Here is an interesting clash of morals. In Singapore, welfare recipients 9along with criminals and those flagged by relatives) are forbidden to go to the Casino:
Meanwhile, money-sucking bloated American states gladly separate the poor from their money with such gimmicks as Keno in Massachusetts (so broke people don’t even have to drive to a casino to lose all their money) and the state lottery systems. But hey, it “goes back to the cities and towns” right?
Let me state for the record, that I have no problem with casinos or gambling – but when the states facilitate it and prey on poor people in the name of raising revenue, something is wrong. Most private casinos require some money to get there and for minimum bet sizes (and for hotels and food etc) whereas the cost to participate in many state lotteries is only $1, $2, or $5 dollars. Many low income people spend $200/month easily on gambling – whereas $200 per month invested over 30 years at 10% = $452,000. If these people simply invested that money instead of blowing it, and if they understood and internalized that it would be worth almost half a million to them later, they would never gamble. Perhaps this should be hammered home in schools so that fewer people end up broke and needing assistance; and if less money were needed for assistance, we could send that saved money to schools and not need to depend on lotteries to fund city budget shortfalls.
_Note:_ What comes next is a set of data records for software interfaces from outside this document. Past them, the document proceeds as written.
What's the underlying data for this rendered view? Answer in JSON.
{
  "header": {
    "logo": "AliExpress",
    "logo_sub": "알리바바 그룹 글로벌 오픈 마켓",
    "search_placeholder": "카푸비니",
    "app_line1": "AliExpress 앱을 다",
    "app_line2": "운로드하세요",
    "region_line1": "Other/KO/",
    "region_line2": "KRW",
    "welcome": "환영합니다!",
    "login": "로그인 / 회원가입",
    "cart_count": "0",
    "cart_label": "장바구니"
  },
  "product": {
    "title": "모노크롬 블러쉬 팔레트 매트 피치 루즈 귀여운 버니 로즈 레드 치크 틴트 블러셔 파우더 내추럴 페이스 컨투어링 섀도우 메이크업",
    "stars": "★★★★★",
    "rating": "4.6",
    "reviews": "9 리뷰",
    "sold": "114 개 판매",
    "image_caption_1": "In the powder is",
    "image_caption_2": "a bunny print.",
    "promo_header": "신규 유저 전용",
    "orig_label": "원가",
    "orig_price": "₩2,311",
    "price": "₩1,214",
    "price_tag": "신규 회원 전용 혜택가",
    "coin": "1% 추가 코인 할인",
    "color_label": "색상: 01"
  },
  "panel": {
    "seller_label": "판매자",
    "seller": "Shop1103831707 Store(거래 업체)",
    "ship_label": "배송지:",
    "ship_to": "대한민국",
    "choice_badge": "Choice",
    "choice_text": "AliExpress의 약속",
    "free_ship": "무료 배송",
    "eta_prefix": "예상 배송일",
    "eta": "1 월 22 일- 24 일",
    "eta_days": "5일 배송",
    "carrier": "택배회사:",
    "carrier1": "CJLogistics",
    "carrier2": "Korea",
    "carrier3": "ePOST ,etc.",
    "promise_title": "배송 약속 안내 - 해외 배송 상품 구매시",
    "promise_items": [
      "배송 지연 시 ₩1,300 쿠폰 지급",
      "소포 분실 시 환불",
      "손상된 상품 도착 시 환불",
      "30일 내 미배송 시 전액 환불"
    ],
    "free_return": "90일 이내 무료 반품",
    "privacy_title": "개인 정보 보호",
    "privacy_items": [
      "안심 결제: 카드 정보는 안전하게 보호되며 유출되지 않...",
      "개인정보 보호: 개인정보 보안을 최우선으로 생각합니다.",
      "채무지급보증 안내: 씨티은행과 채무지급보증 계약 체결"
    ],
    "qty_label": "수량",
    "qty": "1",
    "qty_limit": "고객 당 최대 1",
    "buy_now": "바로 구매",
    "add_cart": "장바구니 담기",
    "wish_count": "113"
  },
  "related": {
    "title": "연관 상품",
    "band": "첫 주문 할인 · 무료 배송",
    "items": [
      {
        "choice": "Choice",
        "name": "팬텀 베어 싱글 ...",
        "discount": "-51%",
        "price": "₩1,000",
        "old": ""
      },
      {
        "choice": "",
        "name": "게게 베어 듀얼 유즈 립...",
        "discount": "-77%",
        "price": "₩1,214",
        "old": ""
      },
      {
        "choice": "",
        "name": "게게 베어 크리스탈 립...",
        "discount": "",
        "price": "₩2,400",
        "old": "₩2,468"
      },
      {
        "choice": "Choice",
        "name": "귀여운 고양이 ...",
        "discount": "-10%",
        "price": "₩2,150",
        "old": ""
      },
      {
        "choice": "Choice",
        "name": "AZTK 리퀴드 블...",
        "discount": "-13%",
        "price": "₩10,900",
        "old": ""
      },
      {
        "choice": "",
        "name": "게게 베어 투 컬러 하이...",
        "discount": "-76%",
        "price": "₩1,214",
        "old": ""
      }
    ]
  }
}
Ahh if we only lived in a responsible world…
By the way, Singaporean citizens have to pay $100 (Sing) per day or $2,000/year to go to the casino according to the article – tourists go free (take foreigners money!).